Initial symptoms include difficulty or inability to use their hind legs. This could eventually lead to paralysis, and in some instances, loss of bladder and bowel control.
Health professionals suggest always supporting the dog’s back and rear area when they are being carried to prevent injury. Treatment for the disease may include crate confinement, anti-inflammatory medicines, surgery, and the use of a dog wheelchair.
In some cases, rehabilitation therapy can also help before the disease completely takes over. Use of dog wheelchairs are also included as part of the therapy or rehab program.
Dachshunds are also prone to epileptic seizures. This may also be due to genetics, congenital abnormality, or severe trauma to the head. Treatment usually involves medication. Bring your dachshund to the vet at the first instance of a seizure get proper treatment.
GASTRIC DILATATION-VOLVULUS (GDV)
Also known as bloat or torsion, this disease usually affects large breed dog, but dachshunds are the exception. This may be due to their deep chest shape. It is a life-threatening condition that causes the dog’s stomach to fill up with gas. This causes the stomach to twist and get distorted. As the air or gas builds up, the dog cannot belch or vomit to remove the air because of the distortion. This blocks the normal flow of blood to the heart, causing blood pressure to go down, and eventually lead to shock.
Immediate medical attention is critical for this condition. Symptoms may include excessive salivating and dry retching. It is best to bring the dog to the vet immediately if you observe these signs.

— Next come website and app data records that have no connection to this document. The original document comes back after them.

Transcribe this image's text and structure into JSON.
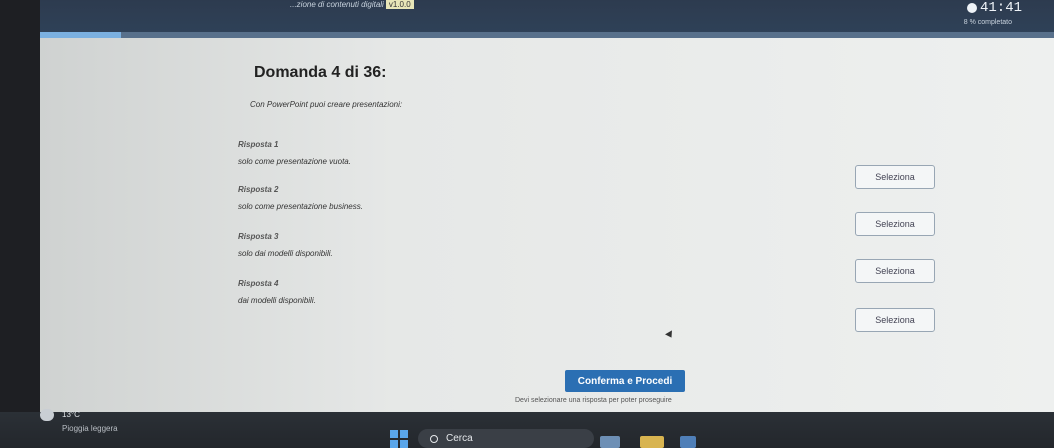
{
  "exam": {
    "title": "...zione di contenuti digitali",
    "version": "v1.0.0",
    "timer": "41:41",
    "progress_label": "8 % completato",
    "progress_fraction": 0.08
  },
  "question": {
    "heading": "Domanda 4 di 36:",
    "prompt": "Con PowerPoint puoi creare presentazioni:"
  },
  "answers": [
    {
      "number": "Risposta 1",
      "text": "solo come presentazione vuota.",
      "button": "Seleziona"
    },
    {
      "number": "Risposta 2",
      "text": "solo come presentazione business.",
      "button": "Seleziona"
    },
    {
      "number": "Risposta 3",
      "text": "solo dai modelli disponibili.",
      "button": "Seleziona"
    },
    {
      "number": "Risposta 4",
      "text": "dai modelli disponibili.",
      "button": "Seleziona"
    }
  ],
  "footer": {
    "confirm": "Conferma e Procedi",
    "hint": "Devi selezionare una risposta per poter proseguire"
  },
  "taskbar": {
    "temp": "13°C",
    "weather": "Pioggia leggera",
    "search": "Cerca"
  }
}
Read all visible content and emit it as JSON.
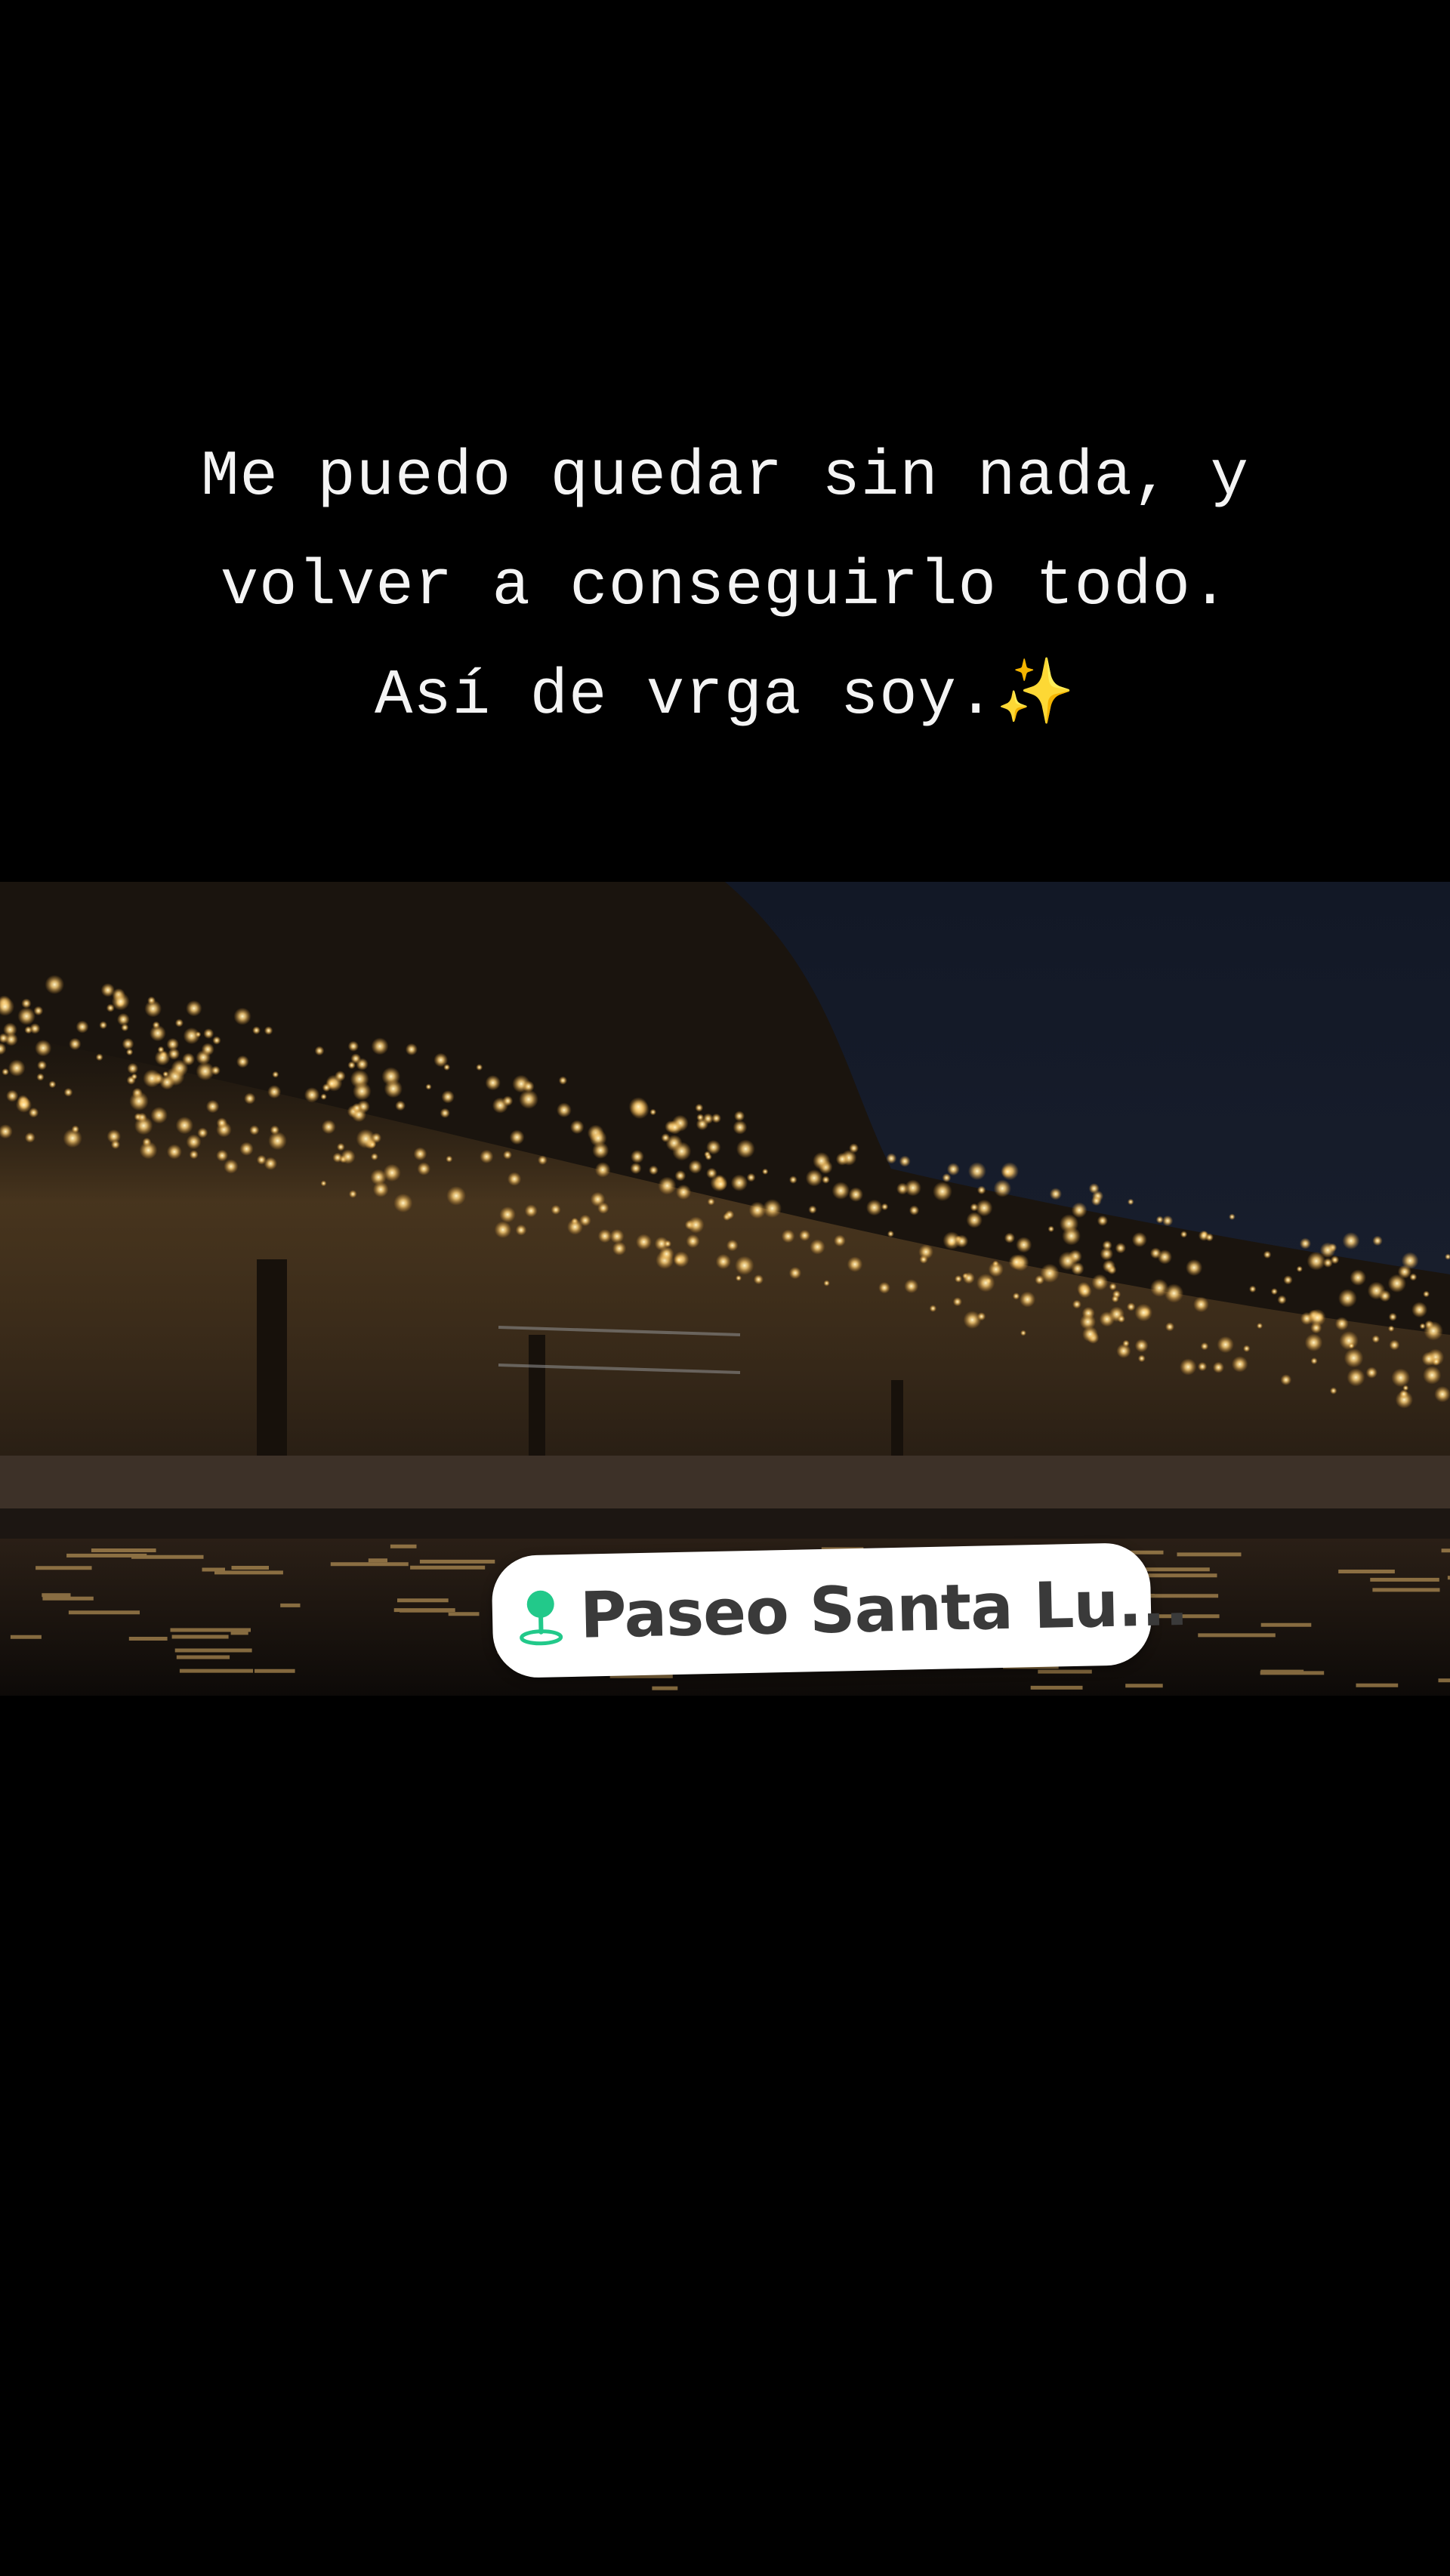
{
  "caption": {
    "line1": "Me puedo quedar sin nada, y",
    "line2": "volver a conseguirlo todo.",
    "line3": "Así de vrga soy.",
    "sparkle": "✨"
  },
  "location_sticker": {
    "icon": "location-pin-icon",
    "label": "Paseo Santa Lu...",
    "icon_color": "#22c98a"
  }
}
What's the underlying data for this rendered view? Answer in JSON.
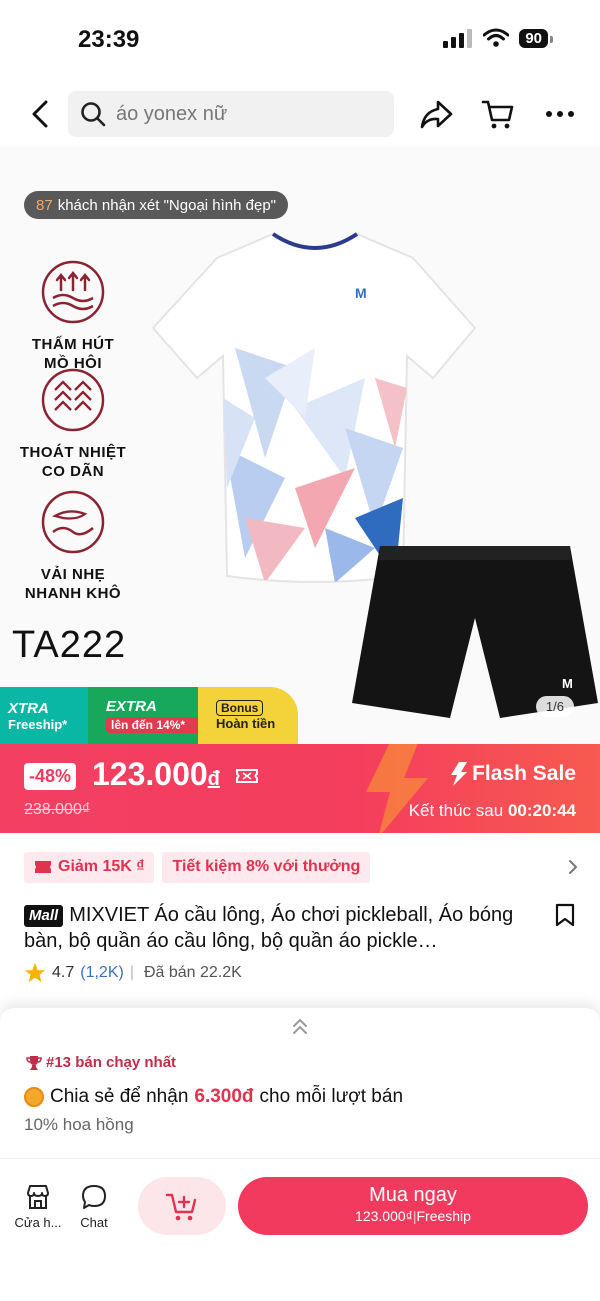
{
  "status_bar": {
    "time": "23:39",
    "battery": "90"
  },
  "search": {
    "query": "áo yonex nữ"
  },
  "hero": {
    "review_count": "87",
    "review_text": "khách nhận xét \"Ngoại hình đẹp\"",
    "features": [
      {
        "line1": "THẤM HÚT",
        "line2": "MỒ HÔI"
      },
      {
        "line1": "THOÁT NHIỆT",
        "line2": "CO DÃN"
      },
      {
        "line1": "VẢI NHẸ",
        "line2": "NHANH KHÔ"
      }
    ],
    "model_code": "TA222",
    "image_counter": "1/6",
    "promos": {
      "xtra": "XTRA",
      "freeship": "Freeship*",
      "extra": "EXTRA",
      "extra_tag": "lên đến 14%*",
      "bonus": "Bonus",
      "cashback": "Hoàn tiền"
    }
  },
  "flash_sale": {
    "discount": "-48%",
    "price": "123.000",
    "currency": "đ",
    "original_price": "238.000₫",
    "label": "Flash Sale",
    "ends_prefix": "Kết thúc sau",
    "countdown": "00:20:44"
  },
  "coupons": [
    {
      "text": "Giảm 15K ₫"
    },
    {
      "text": "Tiết kiệm 8% với thưởng"
    }
  ],
  "product": {
    "mall_badge": "Mall",
    "title": "MIXVIET Áo cầu lông, Áo  chơi pickleball, Áo bóng bàn, bộ quần áo cầu lông, bộ quần áo pickle…",
    "rating": "4.7",
    "reviews": "(1,2K)",
    "sold": "Đã bán 22.2K"
  },
  "affiliate": {
    "bestseller": "#13 bán chạy nhất",
    "share_prefix": "Chia sẻ để nhận",
    "share_amount": "6.300đ",
    "share_suffix": "cho mỗi lượt bán",
    "commission": "10% hoa hồng"
  },
  "bottom_bar": {
    "shop": "Cửa h...",
    "chat": "Chat",
    "buy_now": "Mua ngay",
    "buy_price": "123.000₫",
    "buy_freeship": "Freeship"
  },
  "colors": {
    "accent": "#f23a5f",
    "brand_red": "#e0334f",
    "feature_ring": "#8b2332"
  }
}
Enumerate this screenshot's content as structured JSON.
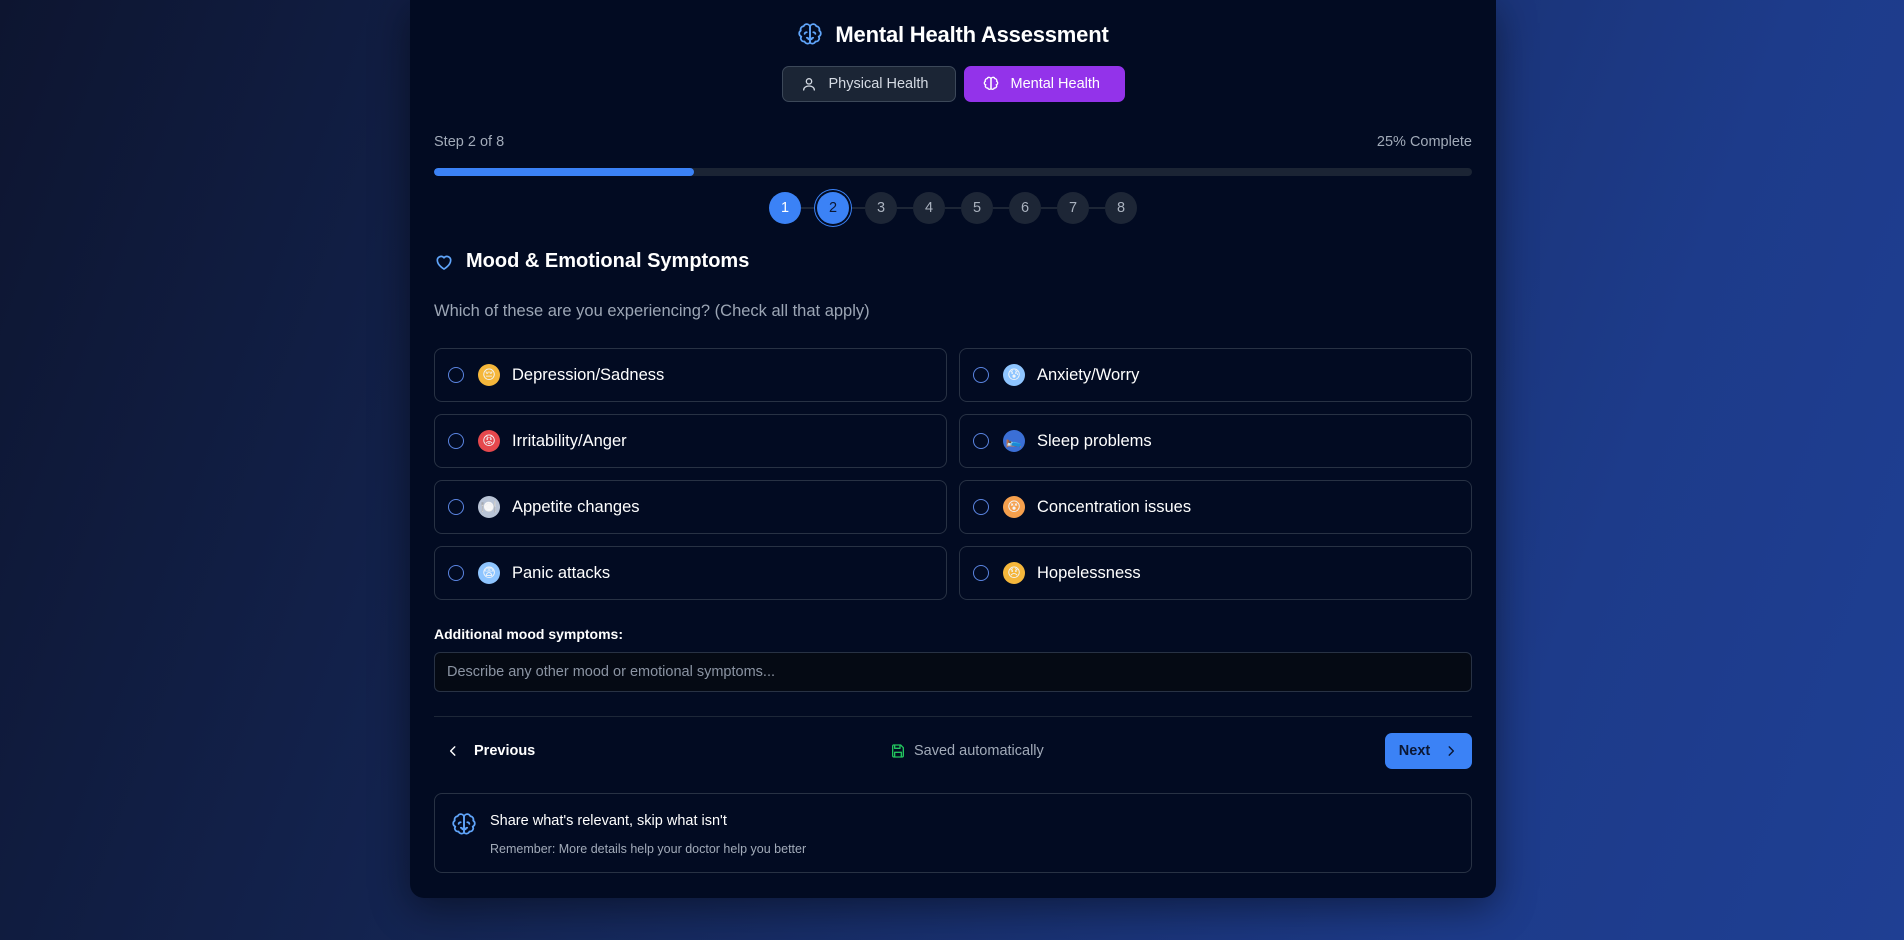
{
  "header": {
    "title": "Mental Health Assessment",
    "icon": "brain-icon"
  },
  "mode_toggle": {
    "physical_label": "Physical Health",
    "mental_label": "Mental Health",
    "active": "mental"
  },
  "progress": {
    "step_text": "Step 2 of 8",
    "complete_text": "25% Complete",
    "percent": 25,
    "current_step": 2,
    "steps": [
      "1",
      "2",
      "3",
      "4",
      "5",
      "6",
      "7",
      "8"
    ]
  },
  "section": {
    "title": "Mood & Emotional Symptoms",
    "icon": "heart-icon",
    "question": "Which of these are you experiencing? (Check all that apply)"
  },
  "options": [
    {
      "label": "Depression/Sadness",
      "emoji": "😔",
      "checked": false
    },
    {
      "label": "Anxiety/Worry",
      "emoji": "😰",
      "checked": false
    },
    {
      "label": "Irritability/Anger",
      "emoji": "😡",
      "checked": false
    },
    {
      "label": "Sleep problems",
      "emoji": "🛌",
      "checked": false
    },
    {
      "label": "Appetite changes",
      "emoji": "🍽️",
      "checked": false
    },
    {
      "label": "Concentration issues",
      "emoji": "😵",
      "checked": false
    },
    {
      "label": "Panic attacks",
      "emoji": "😨",
      "checked": false
    },
    {
      "label": "Hopelessness",
      "emoji": "😞",
      "checked": false
    }
  ],
  "additional": {
    "label": "Additional mood symptoms:",
    "placeholder": "Describe any other mood or emotional symptoms...",
    "value": ""
  },
  "nav": {
    "previous_label": "Previous",
    "saved_text": "Saved automatically",
    "next_label": "Next"
  },
  "tip": {
    "title": "Share what's relevant, skip what isn't",
    "subtitle": "Remember: More details help your doctor help you better"
  },
  "colors": {
    "accent": "#3b82f6",
    "mental_active": "#9333ea",
    "saved_icon": "#22c55e",
    "card_bg": "#020b22"
  }
}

CANINE DIABETES MELLITUS (DM)
This is common to the breed, especially for overweight dachshunds. Symptoms may include urinating excessively, persistent thirstiness, and weight loss despite an increased appetite. Treatment may include a special diet and regular insulin medication. Keeping your dachshund’s weight in check is a good preventive measure.
Choosing Your New Best Friend
When selecting a dachshund puppy, look for a breeder that can provide you with a health clearance for both parents of the puppy. Genetics may play an important part in the eventual health of the puppy.
If you are getting a dachshund from a shelter, try to get as much health information as possible. Bring the dog straight to a vet for a complete checkup to get a rundown of existing and potential health problems. This will give you a good idea of how to provide your new best friend the best care.